Positive response ahead of new solicitor exam’s first sitting

Positive response ahead of new solicitor exam’s first sitting

The Solicitors Regulation Authority (SRA) today announced that more than a thousand people have signed up to take the first ever Solicitors Qualifying Examination (SQE) assessment in November.

The new single rigorous examination means that all aspiring solicitors will have to meet consistent, high standards at point of entry into the profession.

Bookings for the first SQE1 assessment closed last week. Kaplan, the SQE’s assessment provider, has reported that as at the close of bookings 1155 candidates had booked. The majority of bookings – 74 per cent – are for candidates to take the assessment in the UK. The remaining candidates will be taking their SQE1 exam overseas, with bookings in 47 other countries. One in twelve candidates requested reasonable adjustments.

Testing practical legal knowledge, SQE1 consists of just over ten hours of assessment taken over two separate days: 8 and 11 November 2021. SQE2 assesses practical legal skills and knowledge, with the first assessments scheduled for April next year.

The first assessments take place during the transition period to the new SQE. Anyone who has started on their training journey to become a solicitor – such as those who have begun a law degree, law conversion or training contract – can choose to carry on through the Legal Practice Course (LPC) route. A range of law firms have already committed to taking on SQE trainees, with many starting next year. It is anticipated that candidate numbers will rise significantly as these candidates begin taking the assessment.

Julie Brannan, SRA Director of Education and Training said:

‘It is encouraging to see such strong take up for the first sitting. Whether it is apprentices, overseas lawyers or law students who see the benefits of choosing to do the SQE, this shows there is already strong demand for the SQE.’

The SRA is also encouraged by the initial signs in the SQE training market. In addition to universities who are planning to incorporate SQE into their courses, there are 12 training providers offering specific SQE1 and SQE2 training. These range from short online courses to extensive face-to-face teaching, enabling candidates to choose a course that suits them.

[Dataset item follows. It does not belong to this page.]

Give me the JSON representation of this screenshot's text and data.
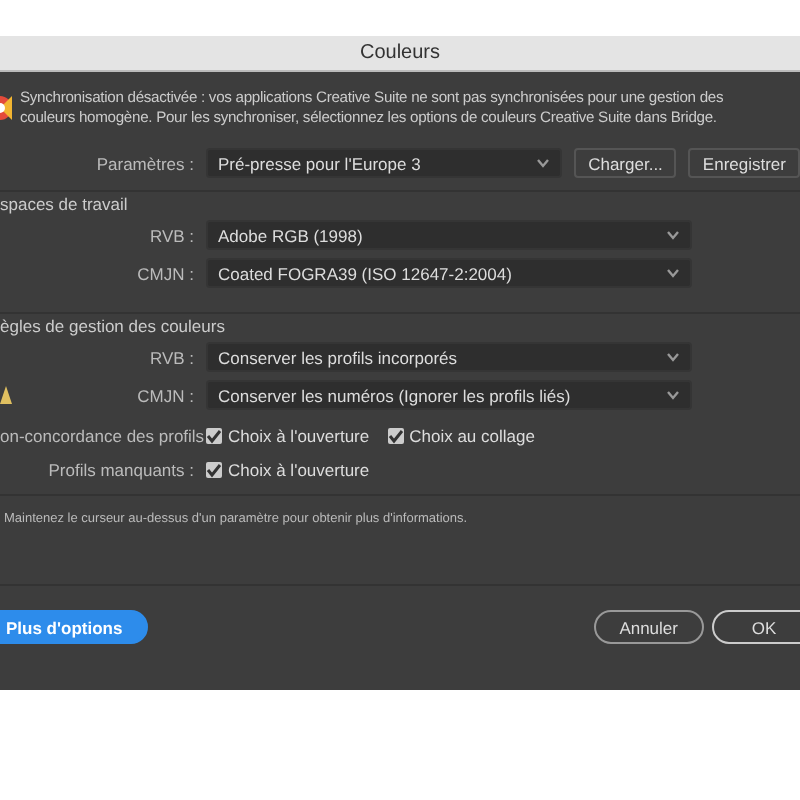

Many of these SQE courses would enable a candidate to train for under or around £10,000. That includes the total assessment fees of £3,980 – for SQE1 (£1,558) and SQE2 (£2,422). This means SQE candidates will have more options to train affordably, while also having greater opportunities to earn-as-they learn, with greater flexibility around how they gain relevant work experience. In England, solicitor apprenticeships also offer a zero-cost option for people to qualify through the SQE.

LPC candidates have to pay up to £17,000 – often investing large amounts up front with no guarantee of a training contract.

Julie Brannan, SRA Director of Education and Training said:

‘It’s early days, but the SQE training market is clearly developing. More choice, more flexibility and more affordable options should enable more talented people, from all backgrounds, to have a fairer shot at qualifying as a solicitor.’

TWP Main Admin